**INFORMATION**:

════════════════

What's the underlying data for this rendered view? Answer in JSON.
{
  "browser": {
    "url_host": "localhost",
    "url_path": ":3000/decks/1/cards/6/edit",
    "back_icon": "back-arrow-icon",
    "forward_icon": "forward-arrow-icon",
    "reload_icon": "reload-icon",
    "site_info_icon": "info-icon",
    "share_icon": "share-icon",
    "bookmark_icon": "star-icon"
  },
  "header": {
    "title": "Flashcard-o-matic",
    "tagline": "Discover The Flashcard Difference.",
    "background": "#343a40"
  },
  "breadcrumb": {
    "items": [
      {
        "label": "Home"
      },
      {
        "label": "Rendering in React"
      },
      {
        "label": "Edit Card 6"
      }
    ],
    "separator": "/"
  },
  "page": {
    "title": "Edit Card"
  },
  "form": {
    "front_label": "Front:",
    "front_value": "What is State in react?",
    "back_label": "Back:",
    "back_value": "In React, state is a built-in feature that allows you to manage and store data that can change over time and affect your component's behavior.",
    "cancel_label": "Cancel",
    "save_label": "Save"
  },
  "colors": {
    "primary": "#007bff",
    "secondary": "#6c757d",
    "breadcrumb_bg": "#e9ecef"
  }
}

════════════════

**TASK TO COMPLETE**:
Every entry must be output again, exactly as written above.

**TASK RESPONSE**:
What's the underlying data for this rendered view? Answer in JSON.
{
  "browser": {
    "url_host": "localhost",
    "url_path": ":3000/decks/1/cards/6/edit",
    "back_icon": "back-arrow-icon",
    "forward_icon": "forward-arrow-icon",
    "reload_icon": "reload-icon",
    "site_info_icon": "info-icon",
    "share_icon": "share-icon",
    "bookmark_icon": "star-icon"
  },
  "header": {
    "title": "Flashcard-o-matic",
    "tagline": "Discover The Flashcard Difference.",
    "background": "#343a40"
  },
  "breadcrumb": {
    "items": [
      {
        "label": "Home"
      },
      {
        "label": "Rendering in React"
      },
      {
        "label": "Edit Card 6"
      }
    ],
    "separator": "/"
  },
  "page": {
    "title": "Edit Card"
  },
  "form": {
    "front_label": "Front:",
    "front_value": "What is State in react?",
    "back_label": "Back:",
    "back_value": "In React, state is a built-in feature that allows you to manage and store data that can change over time and affect your component's behavior.",
    "cancel_label": "Cancel",
    "save_label": "Save"
  },
  "colors": {
    "primary": "#007bff",
    "secondary": "#6c757d",
    "breadcrumb_bg": "#e9ecef"
  }
}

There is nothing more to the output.